License
Show All Figures
getmorefigures.php?uid=PMC4126832&req=5

f07: A: Teenage girl, presented with white enamel stain on the maxillary and mandibularteeth; B: After tooth bleaching with 15% carbamide peroxide Opalescence. In somecases, when white stains are small and not prominent, dental bleaching alone usingcarbamide peroxide or hydrogen peroxide in custom trays may lighten the underlyingdentin and enamel sufficiently to camouflage the stain, with no need formicroabrasion
Mentions: It is appropriate to consider that when facing a white stain with a hard texture, not soevident on the enamel surface, instead of applying microabrasion, it can be camouflageby performing dental bleaching with carbamide or hydrogen peroxide, which act in thedentin tissue, making it lighter2(Figure 7). It is important to note that afterperforming dental bleaching on teeth with white stains, they seem more evident aftereach session because of the dehydration, but after a couple of days they will berehydrated by the saliva and the stains will be masked.

Bottom Line: Superficial irregularities and certain intrinsic stains on the dental enamel surfaces can be resolved by enamel microabrasion, however, treatment for such defects need to be confined to the outermost regions of the enamel surface.Dental bleaching and resin-based composite repair are also often useful for certain situations for tooth color corrections.Three case reports treated by enamel microabrasion were also presented after 11, 20 and 23 years of follow-ups.

View Article: PubMed Central - PubMed

Affiliation: Department of Restorative Dentistry, Araçatuba Dental School, Univ. Estadual Paulista, Araçatuba, São Paulo, Brazil.

ABSTRACT
Superficial irregularities and certain intrinsic stains on the dental enamel surfaces can be resolved by enamel microabrasion, however, treatment for such defects need to be confined to the outermost regions of the enamel surface. Dental bleaching and resin-based composite repair are also often useful for certain situations for tooth color corrections. This article presented and discussed the indications and limitations of enamel microabrasion treatment.

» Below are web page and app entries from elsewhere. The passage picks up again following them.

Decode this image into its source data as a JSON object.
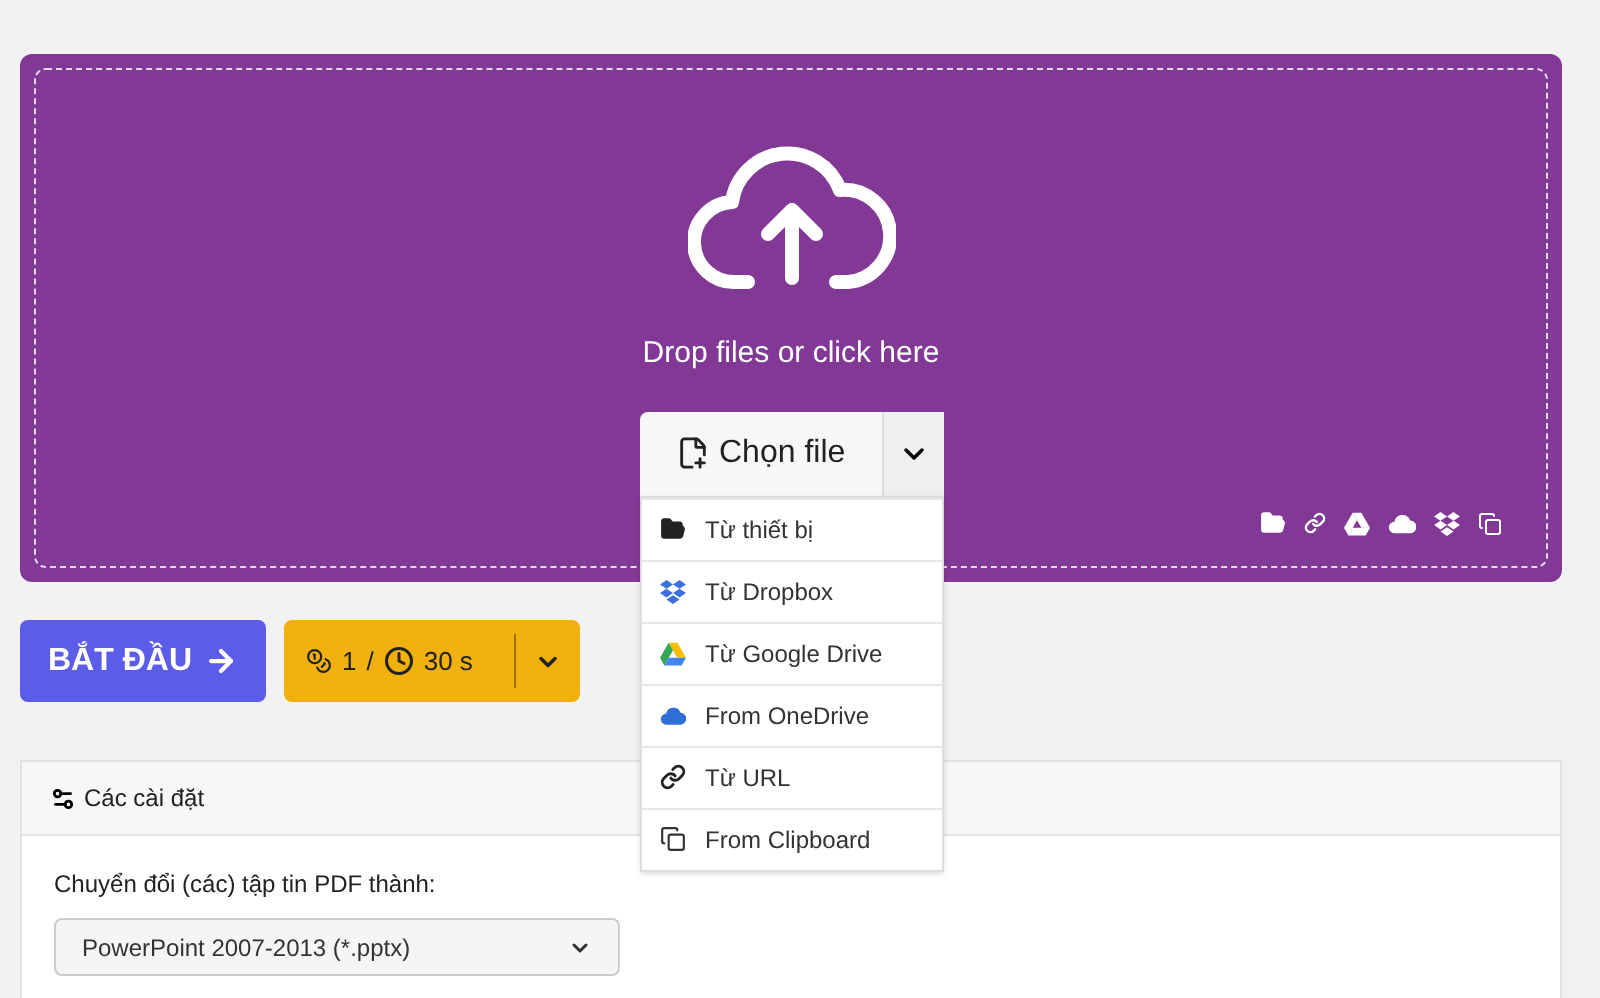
{
  "dropzone": {
    "prompt": "Drop files or click here",
    "choose_button": {
      "label": "Chọn file",
      "expanded": true
    }
  },
  "source_menu": [
    {
      "kind": "device",
      "label": "Từ thiết bị"
    },
    {
      "kind": "dropbox",
      "label": "Từ Dropbox"
    },
    {
      "kind": "gdrive",
      "label": "Từ Google Drive"
    },
    {
      "kind": "onedrive",
      "label": "From OneDrive"
    },
    {
      "kind": "url",
      "label": "Từ URL"
    },
    {
      "kind": "clipboard",
      "label": "From Clipboard"
    }
  ],
  "start_button": {
    "label": "BẮT ĐẦU"
  },
  "cost_button": {
    "credits": "1",
    "separator": "/",
    "time": "30 s"
  },
  "settings": {
    "title": "Các cài đặt",
    "field_label": "Chuyển đổi (các) tập tin PDF thành:",
    "format": "PowerPoint 2007-2013 (*.pptx)"
  }
}
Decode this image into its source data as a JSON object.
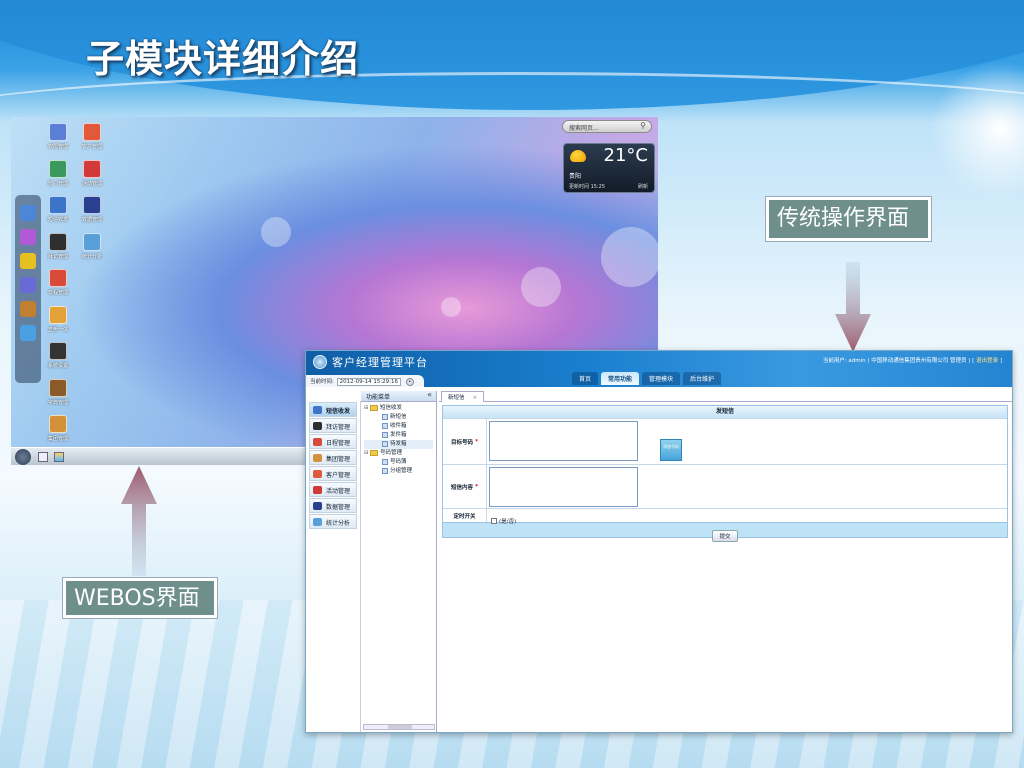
{
  "slide": {
    "title": "子模块详细介绍",
    "webos_label": "WEBOS界面",
    "classic_label": "传统操作界面"
  },
  "webos": {
    "desktop_icons": [
      {
        "label": "权限管理",
        "icon": "card-icon",
        "color": "#5b7fd6"
      },
      {
        "label": "客户管理",
        "icon": "person-card-icon",
        "color": "#e0593a"
      },
      {
        "label": "部门管理",
        "icon": "people-icon",
        "color": "#3a9a5d"
      },
      {
        "label": "活动管理",
        "icon": "flag-icon",
        "color": "#d23a3a"
      },
      {
        "label": "短信收发",
        "icon": "message-icon",
        "color": "#3b74c9"
      },
      {
        "label": "数据管理",
        "icon": "book-icon",
        "color": "#2a3f8f"
      },
      {
        "label": "拜访管理",
        "icon": "checkbox-icon",
        "color": "#2f2f2f"
      },
      {
        "label": "统计分析",
        "icon": "chart-icon",
        "color": "#5aa0d8"
      },
      {
        "label": "日程管理",
        "icon": "calendar-icon",
        "color": "#d84a3a"
      },
      {
        "label": "五色一体",
        "icon": "palette-icon",
        "color": "#e3a33a"
      },
      {
        "label": "系统设置",
        "icon": "camera-icon",
        "color": "#333333"
      },
      {
        "label": "字典管理",
        "icon": "books-icon",
        "color": "#8b5a2b"
      },
      {
        "label": "集团管理",
        "icon": "building-icon",
        "color": "#d5903a"
      }
    ],
    "dock_icons": [
      {
        "icon": "globe-icon",
        "color": "#4b86d8"
      },
      {
        "icon": "star-icon",
        "color": "#b05ad6"
      },
      {
        "icon": "sun-icon",
        "color": "#e6c020"
      },
      {
        "icon": "grid-icon",
        "color": "#6a6ad6"
      },
      {
        "icon": "id-icon",
        "color": "#c08030"
      },
      {
        "icon": "screen-icon",
        "color": "#4aa0e0"
      }
    ],
    "search_placeholder": "搜索网页...",
    "weather": {
      "temp": "21°C",
      "city": "贵阳",
      "updated": "更新时间 15:25",
      "refresh": "刷新"
    }
  },
  "app": {
    "title": "客户经理管理平台",
    "user_info": "当前用户: admin ( 中国移动通信集团贵州有限公司 管理员 ) [",
    "logout": "退出登录",
    "user_info_end": "]",
    "nav_tabs": [
      {
        "label": "首页",
        "active": false
      },
      {
        "label": "常用功能",
        "active": true
      },
      {
        "label": "管理模块",
        "active": false
      },
      {
        "label": "后台维护",
        "active": false
      }
    ],
    "time_label": "当前时间:",
    "time_value": "2012-09-14 15:29:16",
    "left_items": [
      {
        "label": "短信收发",
        "color": "#3b74c9",
        "active": true
      },
      {
        "label": "拜访管理",
        "color": "#2f2f2f",
        "active": false
      },
      {
        "label": "日程管理",
        "color": "#d84a3a",
        "active": false
      },
      {
        "label": "集团管理",
        "color": "#d5903a",
        "active": false
      },
      {
        "label": "客户管理",
        "color": "#e0593a",
        "active": false
      },
      {
        "label": "活动管理",
        "color": "#d23a3a",
        "active": false
      },
      {
        "label": "数据管理",
        "color": "#2a3f8f",
        "active": false
      },
      {
        "label": "统计分析",
        "color": "#5aa0d8",
        "active": false
      }
    ],
    "tree": {
      "header": "功能菜单",
      "collapse": "«",
      "nodes": [
        {
          "label": "短信收发",
          "type": "folder",
          "level": 0
        },
        {
          "label": "新短信",
          "type": "doc",
          "level": 1
        },
        {
          "label": "收件箱",
          "type": "doc",
          "level": 1
        },
        {
          "label": "发件箱",
          "type": "doc",
          "level": 1
        },
        {
          "label": "待发箱",
          "type": "doc",
          "level": 1,
          "selected": true
        },
        {
          "label": "号码管理",
          "type": "folder",
          "level": 0
        },
        {
          "label": "号码簿",
          "type": "doc",
          "level": 1
        },
        {
          "label": "分组管理",
          "type": "doc",
          "level": 1
        }
      ]
    },
    "work_tab": "新短信",
    "form": {
      "title": "发短信",
      "target_label": "目标号码",
      "content_label": "短信内容",
      "schedule_label": "定时开关",
      "schedule_option": "(是/否)",
      "pick_button": "添加号码",
      "submit": "提交"
    }
  }
}
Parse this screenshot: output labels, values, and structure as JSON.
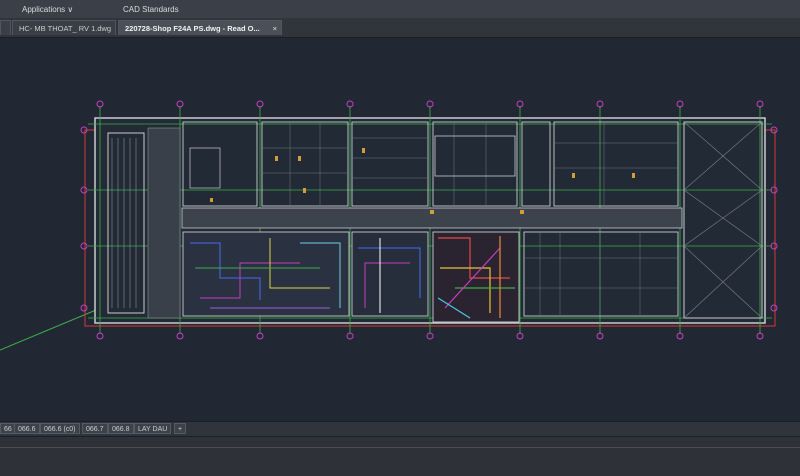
{
  "menubar": {
    "applications_label": "Applications",
    "applications_arrow": "∨",
    "cad_standards_label": "CAD Standards"
  },
  "tabs": {
    "first_label": "",
    "mb_label": "HC- MB THOAT_ RV 1.dwg",
    "active_label": "220728-Shop F24A PS.dwg - Read O...",
    "close_glyph": "×"
  },
  "layout_tabs": {
    "items": [
      "66",
      "066.6",
      "066.6 (c0)",
      "066.7",
      "066.8",
      "LAY DAU"
    ],
    "add_glyph": "+"
  },
  "colors": {
    "canvas": "#212833",
    "drawing_white": "#c9ccd0",
    "grid_green": "#3fae4a",
    "axis_magenta": "#c43fbf",
    "border_red": "#d23a3a"
  }
}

Three case reports treated by enamel microabrasion were also presented after 11, 20 and 23 years of follow-ups.

Show MeSH
Related in: MedlinePlus